Sandra Hollin Flowers (flowers_s@MERCER.EDU)
Sun, 19 Oct 1997 19:01:06 -0400

This is an excellent question, Phil, and a timely one for me, since I, too,
will be teaching Vietnam in the spring as part of my nterdisciplinary
sixties course. Maybe because I teach literature and students come to my
classes with that mindset, I've never had problems with students accepting
fictional accounts of the war as "worth reading." In fact, two works that
I've found particularly affective are Robert Olen Butler's _A Good Scent
from a Strange Mountain_ (the entire collection, not just the title story),
and Tim O'Brien's short story, "How to Tell a True War Story."

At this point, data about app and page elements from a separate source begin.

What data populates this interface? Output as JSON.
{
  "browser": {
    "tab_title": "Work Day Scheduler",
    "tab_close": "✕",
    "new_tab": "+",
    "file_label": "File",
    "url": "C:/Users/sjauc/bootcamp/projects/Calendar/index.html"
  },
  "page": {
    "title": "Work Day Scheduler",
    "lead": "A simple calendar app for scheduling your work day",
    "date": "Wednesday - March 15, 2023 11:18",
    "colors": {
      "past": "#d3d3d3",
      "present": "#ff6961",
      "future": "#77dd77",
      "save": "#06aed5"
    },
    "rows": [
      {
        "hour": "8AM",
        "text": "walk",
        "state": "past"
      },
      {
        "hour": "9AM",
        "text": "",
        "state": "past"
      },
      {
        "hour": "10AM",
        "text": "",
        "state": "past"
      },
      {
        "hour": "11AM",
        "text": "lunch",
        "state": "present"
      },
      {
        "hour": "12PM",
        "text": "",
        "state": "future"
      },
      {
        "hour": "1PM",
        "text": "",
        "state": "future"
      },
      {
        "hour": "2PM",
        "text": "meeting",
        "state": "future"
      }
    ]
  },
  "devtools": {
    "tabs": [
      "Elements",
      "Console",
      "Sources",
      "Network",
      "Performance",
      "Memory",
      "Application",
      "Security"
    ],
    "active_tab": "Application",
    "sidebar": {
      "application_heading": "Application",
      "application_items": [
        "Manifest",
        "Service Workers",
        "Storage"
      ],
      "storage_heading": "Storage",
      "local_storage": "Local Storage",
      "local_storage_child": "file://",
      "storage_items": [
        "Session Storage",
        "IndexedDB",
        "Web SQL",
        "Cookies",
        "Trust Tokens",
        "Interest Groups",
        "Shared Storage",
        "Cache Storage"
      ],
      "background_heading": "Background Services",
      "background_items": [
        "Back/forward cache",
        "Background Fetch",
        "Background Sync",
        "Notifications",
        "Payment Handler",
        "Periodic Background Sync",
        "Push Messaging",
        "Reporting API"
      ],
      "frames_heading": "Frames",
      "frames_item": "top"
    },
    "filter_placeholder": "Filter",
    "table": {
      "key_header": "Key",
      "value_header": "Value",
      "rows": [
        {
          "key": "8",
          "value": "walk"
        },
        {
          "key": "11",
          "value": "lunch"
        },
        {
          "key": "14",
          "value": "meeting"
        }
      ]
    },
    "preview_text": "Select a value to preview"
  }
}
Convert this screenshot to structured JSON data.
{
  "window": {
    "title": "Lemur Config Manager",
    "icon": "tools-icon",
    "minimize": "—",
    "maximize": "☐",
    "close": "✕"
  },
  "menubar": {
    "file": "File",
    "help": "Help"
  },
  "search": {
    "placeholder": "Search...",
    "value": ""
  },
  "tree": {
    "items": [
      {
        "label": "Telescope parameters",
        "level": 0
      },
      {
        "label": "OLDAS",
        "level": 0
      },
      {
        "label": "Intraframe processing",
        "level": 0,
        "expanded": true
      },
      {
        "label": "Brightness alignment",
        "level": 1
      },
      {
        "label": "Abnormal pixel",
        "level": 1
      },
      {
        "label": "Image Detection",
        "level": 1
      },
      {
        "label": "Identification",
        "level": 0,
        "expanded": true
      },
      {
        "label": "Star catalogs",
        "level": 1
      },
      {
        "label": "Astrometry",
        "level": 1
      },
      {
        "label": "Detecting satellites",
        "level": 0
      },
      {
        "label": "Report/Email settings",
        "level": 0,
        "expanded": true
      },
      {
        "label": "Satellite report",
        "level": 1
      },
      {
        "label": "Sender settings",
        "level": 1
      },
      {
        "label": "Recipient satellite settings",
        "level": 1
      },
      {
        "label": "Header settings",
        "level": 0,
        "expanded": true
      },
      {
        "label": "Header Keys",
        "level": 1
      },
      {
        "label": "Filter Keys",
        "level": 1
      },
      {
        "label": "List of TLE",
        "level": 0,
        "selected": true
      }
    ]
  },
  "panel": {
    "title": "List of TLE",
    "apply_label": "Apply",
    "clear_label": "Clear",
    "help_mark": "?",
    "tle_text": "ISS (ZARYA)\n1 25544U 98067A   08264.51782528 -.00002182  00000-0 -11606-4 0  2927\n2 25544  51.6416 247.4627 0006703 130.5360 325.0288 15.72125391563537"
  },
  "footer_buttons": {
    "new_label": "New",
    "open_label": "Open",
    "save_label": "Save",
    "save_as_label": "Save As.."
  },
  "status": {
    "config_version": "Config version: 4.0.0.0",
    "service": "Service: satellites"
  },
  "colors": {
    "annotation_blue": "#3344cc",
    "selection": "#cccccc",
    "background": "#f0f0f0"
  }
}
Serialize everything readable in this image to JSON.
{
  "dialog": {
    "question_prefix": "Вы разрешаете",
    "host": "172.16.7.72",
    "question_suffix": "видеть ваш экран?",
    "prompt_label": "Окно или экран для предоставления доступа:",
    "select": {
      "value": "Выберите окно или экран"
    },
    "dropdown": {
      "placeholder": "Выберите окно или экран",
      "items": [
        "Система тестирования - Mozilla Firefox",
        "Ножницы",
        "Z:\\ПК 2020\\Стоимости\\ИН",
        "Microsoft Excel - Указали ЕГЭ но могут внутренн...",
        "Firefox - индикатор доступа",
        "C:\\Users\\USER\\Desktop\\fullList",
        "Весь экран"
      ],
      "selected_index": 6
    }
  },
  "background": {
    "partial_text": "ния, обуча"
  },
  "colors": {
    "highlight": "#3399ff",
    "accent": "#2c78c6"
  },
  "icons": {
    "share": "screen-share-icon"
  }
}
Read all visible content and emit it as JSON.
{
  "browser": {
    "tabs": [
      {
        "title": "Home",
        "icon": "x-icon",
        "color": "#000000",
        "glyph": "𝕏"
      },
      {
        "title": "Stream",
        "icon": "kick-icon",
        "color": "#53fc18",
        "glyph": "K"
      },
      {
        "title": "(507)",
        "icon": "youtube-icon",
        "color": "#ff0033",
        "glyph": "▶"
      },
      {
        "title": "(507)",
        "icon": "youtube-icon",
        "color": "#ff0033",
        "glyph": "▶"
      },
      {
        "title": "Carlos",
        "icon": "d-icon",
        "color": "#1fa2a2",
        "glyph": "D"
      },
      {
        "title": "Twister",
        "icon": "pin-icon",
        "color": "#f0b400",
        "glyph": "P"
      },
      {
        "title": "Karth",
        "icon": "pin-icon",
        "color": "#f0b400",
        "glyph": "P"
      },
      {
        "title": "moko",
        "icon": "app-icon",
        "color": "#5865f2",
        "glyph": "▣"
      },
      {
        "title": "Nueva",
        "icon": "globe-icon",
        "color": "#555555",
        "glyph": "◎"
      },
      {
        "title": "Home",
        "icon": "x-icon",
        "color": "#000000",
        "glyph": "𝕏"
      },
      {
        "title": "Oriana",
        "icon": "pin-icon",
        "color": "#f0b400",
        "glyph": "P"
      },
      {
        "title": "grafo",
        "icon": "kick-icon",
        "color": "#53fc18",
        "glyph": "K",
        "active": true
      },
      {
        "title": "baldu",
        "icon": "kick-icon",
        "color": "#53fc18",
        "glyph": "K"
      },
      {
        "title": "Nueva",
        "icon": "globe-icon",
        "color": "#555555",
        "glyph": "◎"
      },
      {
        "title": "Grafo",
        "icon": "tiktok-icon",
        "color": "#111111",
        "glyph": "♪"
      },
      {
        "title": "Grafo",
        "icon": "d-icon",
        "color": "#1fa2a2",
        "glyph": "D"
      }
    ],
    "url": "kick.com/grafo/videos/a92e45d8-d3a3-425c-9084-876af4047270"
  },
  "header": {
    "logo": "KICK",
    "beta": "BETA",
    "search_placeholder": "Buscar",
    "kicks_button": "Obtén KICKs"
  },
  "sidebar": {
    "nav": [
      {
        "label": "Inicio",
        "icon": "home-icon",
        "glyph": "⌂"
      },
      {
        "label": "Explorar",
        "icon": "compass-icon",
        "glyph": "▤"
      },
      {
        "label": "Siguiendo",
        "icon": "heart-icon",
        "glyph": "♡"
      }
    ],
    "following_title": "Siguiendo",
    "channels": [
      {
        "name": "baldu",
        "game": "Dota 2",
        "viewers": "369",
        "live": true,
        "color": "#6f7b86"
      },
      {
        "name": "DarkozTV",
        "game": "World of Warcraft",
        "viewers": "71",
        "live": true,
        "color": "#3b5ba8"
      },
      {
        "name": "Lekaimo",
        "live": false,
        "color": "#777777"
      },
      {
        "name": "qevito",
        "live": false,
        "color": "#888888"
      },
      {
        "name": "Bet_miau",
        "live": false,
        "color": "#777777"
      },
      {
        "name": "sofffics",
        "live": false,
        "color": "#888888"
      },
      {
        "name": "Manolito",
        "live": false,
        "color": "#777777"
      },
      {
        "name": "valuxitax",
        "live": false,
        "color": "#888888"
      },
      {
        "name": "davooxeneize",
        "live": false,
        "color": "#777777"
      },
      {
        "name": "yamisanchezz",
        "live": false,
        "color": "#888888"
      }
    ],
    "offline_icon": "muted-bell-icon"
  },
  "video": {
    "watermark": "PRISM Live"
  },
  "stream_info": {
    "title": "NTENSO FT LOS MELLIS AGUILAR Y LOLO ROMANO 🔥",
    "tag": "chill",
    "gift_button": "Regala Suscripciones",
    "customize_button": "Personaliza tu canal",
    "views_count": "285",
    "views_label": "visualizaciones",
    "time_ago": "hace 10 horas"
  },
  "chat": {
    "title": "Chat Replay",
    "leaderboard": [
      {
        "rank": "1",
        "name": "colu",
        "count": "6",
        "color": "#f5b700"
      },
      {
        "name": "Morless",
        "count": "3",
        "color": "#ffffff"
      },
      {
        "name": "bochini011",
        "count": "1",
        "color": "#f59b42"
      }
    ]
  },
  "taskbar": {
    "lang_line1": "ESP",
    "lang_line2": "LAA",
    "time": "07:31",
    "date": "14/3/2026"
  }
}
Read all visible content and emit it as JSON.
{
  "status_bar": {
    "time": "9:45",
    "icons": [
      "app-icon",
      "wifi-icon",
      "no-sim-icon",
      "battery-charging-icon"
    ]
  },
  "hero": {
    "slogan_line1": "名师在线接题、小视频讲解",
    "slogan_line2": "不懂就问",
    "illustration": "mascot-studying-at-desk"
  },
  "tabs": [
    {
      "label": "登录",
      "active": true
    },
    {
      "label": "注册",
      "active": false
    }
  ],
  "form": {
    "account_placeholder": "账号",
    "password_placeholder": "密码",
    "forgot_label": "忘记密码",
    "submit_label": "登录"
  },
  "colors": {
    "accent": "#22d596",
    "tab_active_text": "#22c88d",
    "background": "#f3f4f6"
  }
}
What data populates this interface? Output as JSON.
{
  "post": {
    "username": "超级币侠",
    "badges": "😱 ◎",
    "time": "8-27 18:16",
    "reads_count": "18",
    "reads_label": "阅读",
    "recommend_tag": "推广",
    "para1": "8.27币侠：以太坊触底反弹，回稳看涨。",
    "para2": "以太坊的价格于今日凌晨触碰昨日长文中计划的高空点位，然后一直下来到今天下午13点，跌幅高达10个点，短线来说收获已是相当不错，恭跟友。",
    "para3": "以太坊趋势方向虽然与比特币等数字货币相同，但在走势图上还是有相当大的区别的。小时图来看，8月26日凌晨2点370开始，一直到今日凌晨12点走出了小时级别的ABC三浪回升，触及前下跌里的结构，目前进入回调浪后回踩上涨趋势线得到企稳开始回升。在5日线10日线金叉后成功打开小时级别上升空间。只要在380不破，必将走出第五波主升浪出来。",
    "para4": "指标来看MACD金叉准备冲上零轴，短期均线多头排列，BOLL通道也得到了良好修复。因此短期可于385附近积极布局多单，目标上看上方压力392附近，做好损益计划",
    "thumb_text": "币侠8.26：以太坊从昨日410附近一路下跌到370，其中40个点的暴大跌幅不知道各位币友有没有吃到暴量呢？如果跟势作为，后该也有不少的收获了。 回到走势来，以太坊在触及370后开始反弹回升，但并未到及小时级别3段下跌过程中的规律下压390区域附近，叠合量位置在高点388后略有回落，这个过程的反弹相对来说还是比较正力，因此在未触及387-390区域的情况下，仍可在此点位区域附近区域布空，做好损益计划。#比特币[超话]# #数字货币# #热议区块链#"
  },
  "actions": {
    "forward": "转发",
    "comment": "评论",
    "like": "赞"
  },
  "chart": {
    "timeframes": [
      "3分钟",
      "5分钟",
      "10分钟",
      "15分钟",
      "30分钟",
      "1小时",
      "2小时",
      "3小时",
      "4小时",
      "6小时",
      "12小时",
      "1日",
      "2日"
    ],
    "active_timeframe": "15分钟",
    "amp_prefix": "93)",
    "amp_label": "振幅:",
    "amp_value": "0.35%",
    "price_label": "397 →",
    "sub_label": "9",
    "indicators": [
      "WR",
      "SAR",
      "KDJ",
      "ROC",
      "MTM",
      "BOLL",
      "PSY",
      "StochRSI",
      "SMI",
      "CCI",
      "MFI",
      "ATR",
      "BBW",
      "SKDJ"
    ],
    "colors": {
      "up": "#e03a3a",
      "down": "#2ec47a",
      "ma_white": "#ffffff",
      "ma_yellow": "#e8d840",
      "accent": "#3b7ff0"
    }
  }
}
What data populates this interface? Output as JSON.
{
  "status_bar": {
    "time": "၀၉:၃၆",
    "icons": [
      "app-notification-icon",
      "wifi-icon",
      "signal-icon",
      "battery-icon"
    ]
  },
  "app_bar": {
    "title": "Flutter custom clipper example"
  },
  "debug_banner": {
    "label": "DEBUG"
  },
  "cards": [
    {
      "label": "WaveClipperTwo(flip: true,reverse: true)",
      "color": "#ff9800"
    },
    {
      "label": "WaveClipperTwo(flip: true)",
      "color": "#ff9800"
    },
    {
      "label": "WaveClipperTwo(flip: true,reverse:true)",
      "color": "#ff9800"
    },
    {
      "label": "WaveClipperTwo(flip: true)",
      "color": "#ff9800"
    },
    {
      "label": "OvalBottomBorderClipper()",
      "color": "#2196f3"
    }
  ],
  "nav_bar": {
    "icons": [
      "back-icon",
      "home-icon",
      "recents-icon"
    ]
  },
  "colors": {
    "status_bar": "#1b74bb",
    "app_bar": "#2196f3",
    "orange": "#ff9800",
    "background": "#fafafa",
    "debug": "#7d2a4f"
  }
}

I don't think it's an overstatement to say that a good many of the students
in this southern school (and most of the students themselves are anglo,
southern, and patriotic) are not in the habit of thinking of the Vietnamese
people as people. Nor does it seem to have occured to most of the students
in my classes that a Vietnam vet could feel sympathetic toward "the enemy"
and create compassionate stories around them as Butler has done. True, I
had to walk my students through the imagery and power of a couple of
Butler's stories. But by the time we finished the collection, they were
reading and discussing with insight and appreciation.

My students' ability to empathize with Butler's and O'Brien's characters
is, I guess, what I would say works pedagogically for me in getting
students to accept literature as a valid way of looking at war. (Ambrose
Bierce's "Chicamauga" works in the same way, weaving a spell that even the
most recalcitrant student can't resist.) I'm thinking, in fact, of starting
the Vietnam section of my course with literature and then backing into the
historical works, simply because I think the main issue for the students to
come to terms with is the people, not the war. If they can do that, they
seem to be more receptive to thinking about the complexities of war as war,
whether those complexities are rendered in fiction or otherwise.

Sandra Flowers
Sandra Hollin Flowers Voice: (912) 752-2813
Associate Professor of English Fax: (912) 757-4956
Mercer University
Macon, GA 31207